A car seat safety blogger has shared a shocking photo online, warning parents not to jump into using a high-backed booster for their little ones too soon.
The Facebook page, The ERF Mission. A Rear Facing Family, shared a photo this week (28 January 2017) that shows severe bruising on an adult’s body after a collission, caused by a seat belt.
The picture was used to highlight why children should stay in rear-facing car seats which use a harness for restraint, rather than a seat belt, for as long as possible.
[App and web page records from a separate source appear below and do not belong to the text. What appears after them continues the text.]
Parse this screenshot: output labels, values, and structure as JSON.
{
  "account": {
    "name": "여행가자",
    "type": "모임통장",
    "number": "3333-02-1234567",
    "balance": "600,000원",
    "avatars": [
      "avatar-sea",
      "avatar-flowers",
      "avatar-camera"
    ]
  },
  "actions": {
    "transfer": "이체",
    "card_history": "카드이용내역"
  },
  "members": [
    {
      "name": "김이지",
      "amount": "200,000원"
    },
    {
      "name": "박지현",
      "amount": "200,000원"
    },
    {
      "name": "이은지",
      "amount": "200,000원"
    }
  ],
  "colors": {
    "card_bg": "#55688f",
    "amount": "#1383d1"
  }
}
Legally in the UK, children over 15kg (the weight of the average three-year-old) have been allowed to travel in a backless booster seat, BUT from March 2017, only children OVER 125cm and weighing more than 22kg will be able to travel using one.
This raises the age for children using backless booster seats to around six to eight years old.
All booster seats (including high-backed models) use seat belts to hold a child in place, and do provide adequate protection.
But this warning says parents shouldn’t rush to move their kids out of their rear-facing seats until absolutely necessary, as they are ‘far safer’.
But, the post clearly states at the beginning:
‘Everyone needs to wear a seat belt – that is a given fact! Seat belts saves lives!’
Although the photograph shows bruising and cuts from a seat belt, the post makes it clear that seat belts are vital and must be worn in vehicles.
‘This is what can happen to you with a seat belt – an adult.
‘The focus is to try and prevent parents/carers/childminders to put children into an adult seat belt before they are old enough.
‘Far too many jump to a HBB the moment the child hits the minimum weight limit for example,’ said the unnamed blogger.
‘So what I am trying to do – is show that this is the injury inflicted on an adult – so with that knowledge in the back of your mind – maybe it will make you think twice before you decide to jump to the high back booster or just a seat belt on your child – as a rear facing car seat would never do this to the child.’
As rear-facing car seats use a harness, the car seat safety blogger has advised parents not to make the move to high-backed boosters, which use seat belts to strap the child in, until needed:
‘So wait as long as possible before you take that last step – the high back booster,’ the blogger wrote.
‘The children are far safer rear facing for as long as possible.’
Keep your child rear facing for as long as possible, then switch to a high-backed booster once they’ve outgrown their Group 1 rear-facing seat. High-backed boosters are still a safe method of transporting your child, but better used for children aged four plus.